Donna W. March 4, 2019
I use a similar formula in a gallon of distilled water, cut stems and change water every couple of days. I keep carnations looking good for two weeks using this method. Also, using distilled water prevents hard water deposits on clear glass vases.
 
rbrock1225 September 2, 2018
If you're changing the water on a daily basis, a gallon is not that much water.

The best two tips I learned for cut flowers:
1. Heat is the enemy. Or, there's a reason why florests keep their flowers in refrigerators. If you don't have space to put your flowers in your refrigerator overnight, take them outdoors and bring them back inside the next morning. I've actually seen tulips close back up overnight.

2. Neuter your blossoms from bulbs. The minute you can reach inside a lily (or tulip or ....) pick off the stamen.
https://en.wikipedia.org/wiki/Stamen
 
Andreüs D. September 1, 2018
Bleach = base
Vinegar = acid
Base + acid = zilch, nada, nope
Highschool much?
Junk science is ruining the world, one stupid article at a time.
 
isw September 1, 2018
Um, with a pH of about 12, bleach is most certainly NOT an acid.
 
BerryBaby August 31, 2018
I don't add anything to the water. I cut the ends and put them in cool water and change the water every few days they last for at least 10 days.
 
Anne T. August 31, 2018
Thank you. Was using warm water, changing every day, cutting ends on the diagonal also every day. Lucky when blooms lasted five days,
 
Anne T. August 31, 2018
Any tips for hydrangeas?
 
BerryBaby August 31, 2018
Unfortunately they realky aren't a cutting flower. I dry them in the garage, hand them upside down. They are beautiful in a fall arangement.
 
Merry September 1, 2018
A friend in the flower business says hydrangeas take in water through their petals and to mist them daily to keep them fresh. If they start to wilt, dunk the whole head in warm water for a few minutes.
 
Rebecca April 25, 2019
If you dip the stems of a hydrangea in alum they won't wilt. Best tip ever! I have tried it with lilacs too and it also works.
 
Anne T. April 25, 2019
Alum...where would I buy? Thanks for the great tip. It’s lilac season.
 
Patti D. April 26, 2020
If they are hopelessly droopy, cut the stems quite short and either mist heavily or dip in water. 9/10 times they bounce back in a few hours.
 
FoodFreak April 28, 2020

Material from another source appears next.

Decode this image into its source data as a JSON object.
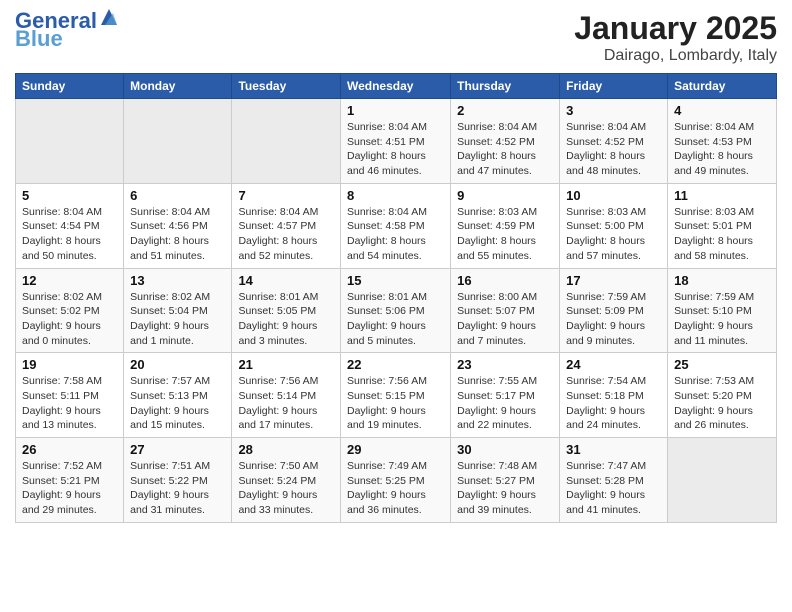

This was suggested by another customer of the farmers market stand where I buy flowers and it seems to work: dip the freshly trimmed stem of the flower in boiling water for ten seconds, being careful not to let any steam touch the flower, and then put the stem into your vase of cool water. It seems to give them another few days unless it is high summer, when they don’t keep for more than a day or two.
 
bette May 10, 2020
I have also been told to strip the stems of hydrangeas of their leaves - maybe leave one or two at top as they take in much water and thus blossoms get short changed and wilt...! This really has worked for me. Also I do cut stems, dip in hot water for maybe 30 sec. and then smash the woody stem to help water rise into the stems...lots of TLC but taking the leaves off is really the trick...
 
Sandy A. August 31, 2018
Great article! - right to the point - also I like your scaled down receipe - who wants to make a gallon 🌺